Is a Galaxy S20 Ultra design flaw causing the rear camera glass to break?
The Galaxy S20 Ultra has had more than its fair share of stumbles out the gate but they don’t seem to be over quite yet. Dozens of users have now taken to Samsung’s official forums to complain about the rear camera glass on their unit breaking for no apparent reason.
It’s not quite clear why so many people are facing the same issue when they all maintain that they didn’t drop their phones. It seems that the rear camera glass on the Galaxy S20 Ultra just fails one fine day. That’s really not something you want happening on your $1,400 phone.
Does the Galaxy S20 Ultra have a design flaw?
There are reports on Samsung’s US forums about this happening from well over a month ago when it had only been a couple of weeks after the Galaxy S20 Ultra was released. Dozens of users say the same thing, that they didn’t drop the phone yet the rear camera glass on their Galaxy S20 ultra broke on its own.

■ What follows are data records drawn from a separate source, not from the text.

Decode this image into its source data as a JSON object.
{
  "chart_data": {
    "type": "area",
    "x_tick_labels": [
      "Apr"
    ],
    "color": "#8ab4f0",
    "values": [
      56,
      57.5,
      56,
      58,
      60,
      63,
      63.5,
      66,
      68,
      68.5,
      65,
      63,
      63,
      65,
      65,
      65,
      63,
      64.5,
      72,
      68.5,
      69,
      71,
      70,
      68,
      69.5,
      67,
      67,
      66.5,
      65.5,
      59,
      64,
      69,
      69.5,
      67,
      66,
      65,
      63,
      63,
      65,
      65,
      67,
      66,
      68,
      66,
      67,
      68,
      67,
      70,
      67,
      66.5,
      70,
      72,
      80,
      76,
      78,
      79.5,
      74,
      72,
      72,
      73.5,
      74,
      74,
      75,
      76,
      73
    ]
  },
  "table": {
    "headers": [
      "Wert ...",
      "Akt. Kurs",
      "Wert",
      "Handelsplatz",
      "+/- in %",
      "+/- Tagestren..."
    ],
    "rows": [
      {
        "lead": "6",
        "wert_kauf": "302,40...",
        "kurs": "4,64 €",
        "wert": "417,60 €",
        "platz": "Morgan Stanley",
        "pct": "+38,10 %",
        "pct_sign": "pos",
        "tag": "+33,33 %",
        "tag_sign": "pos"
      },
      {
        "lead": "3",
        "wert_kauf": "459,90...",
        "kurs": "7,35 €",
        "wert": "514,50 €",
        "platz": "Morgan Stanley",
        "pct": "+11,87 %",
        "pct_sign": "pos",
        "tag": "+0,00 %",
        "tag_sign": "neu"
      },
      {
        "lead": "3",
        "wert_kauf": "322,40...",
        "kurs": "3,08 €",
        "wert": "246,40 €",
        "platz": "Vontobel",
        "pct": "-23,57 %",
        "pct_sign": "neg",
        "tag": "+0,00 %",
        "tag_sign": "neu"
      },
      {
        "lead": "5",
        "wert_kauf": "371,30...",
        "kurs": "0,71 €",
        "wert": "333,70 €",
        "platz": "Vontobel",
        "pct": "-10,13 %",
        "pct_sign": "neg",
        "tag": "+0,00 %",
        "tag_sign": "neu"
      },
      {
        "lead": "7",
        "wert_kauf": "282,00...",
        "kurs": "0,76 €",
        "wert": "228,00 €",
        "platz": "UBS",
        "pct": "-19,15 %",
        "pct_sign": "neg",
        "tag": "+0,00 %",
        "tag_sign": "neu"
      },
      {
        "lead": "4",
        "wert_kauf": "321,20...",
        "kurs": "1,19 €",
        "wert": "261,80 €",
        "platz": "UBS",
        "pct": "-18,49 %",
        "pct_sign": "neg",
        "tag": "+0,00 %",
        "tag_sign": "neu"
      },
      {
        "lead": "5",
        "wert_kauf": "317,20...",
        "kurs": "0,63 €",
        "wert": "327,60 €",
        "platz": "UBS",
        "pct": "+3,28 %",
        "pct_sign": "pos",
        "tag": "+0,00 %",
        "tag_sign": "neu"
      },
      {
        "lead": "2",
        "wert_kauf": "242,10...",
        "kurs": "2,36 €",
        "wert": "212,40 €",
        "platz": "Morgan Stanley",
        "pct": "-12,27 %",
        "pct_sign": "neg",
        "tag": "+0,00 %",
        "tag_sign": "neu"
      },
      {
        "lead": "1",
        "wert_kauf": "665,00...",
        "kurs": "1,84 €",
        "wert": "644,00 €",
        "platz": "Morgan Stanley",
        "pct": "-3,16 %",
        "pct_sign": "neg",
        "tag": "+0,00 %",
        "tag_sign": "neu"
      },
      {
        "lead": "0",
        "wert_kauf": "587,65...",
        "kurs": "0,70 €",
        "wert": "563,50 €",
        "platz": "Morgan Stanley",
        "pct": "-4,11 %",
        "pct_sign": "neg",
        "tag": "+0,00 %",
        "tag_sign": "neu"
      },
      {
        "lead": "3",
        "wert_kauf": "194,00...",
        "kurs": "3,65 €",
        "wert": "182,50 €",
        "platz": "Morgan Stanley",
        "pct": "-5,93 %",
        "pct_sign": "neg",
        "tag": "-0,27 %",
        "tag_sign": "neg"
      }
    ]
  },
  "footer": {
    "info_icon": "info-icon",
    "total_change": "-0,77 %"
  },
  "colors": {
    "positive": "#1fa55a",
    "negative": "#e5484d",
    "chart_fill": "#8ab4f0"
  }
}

Most users claim that they’re using good quality cases with their devices and that they didn’t drop the phone or bump the camera module against something that would cause the glass to crack. For some, the problem appears to start with a hairline crack across the glass which limits the camera’s ability to zoom past a certain level. It continues to expand and further limit the zoom capability. Others note that the glass on their units shattered completely, leaving behind a gaping hole.
Since Samsung isn’t considering this anything other than cosmetic damage, which isn’t covered under its standard phone warranties, users are left with no choice but to pay out of pocket for the repair. It costs $100 for those enrolled in Samsung Premium Care and almost $400 for those who are not. Owing to the COVID19-related lockdowns in place across the globe, quite a few users are also unable to get their units repaired.
Samsung hasn’t acknowledged this as an issue on the forum. Many of the users are now throwing around theories of this being a design flaw with some even calling on the company for a recall. It doesn’t appear to be a very widespread issue, though, so there may be another explanation here.
Some of our team members in different parts of the world have been using the Galaxy S20 Ultra as their daily driver and haven’t experienced a similar issue. If you have, please do share it with us in the comments below. We have reached out to Samsung for a comment on the matter and will update once we hear back.Join the Discussion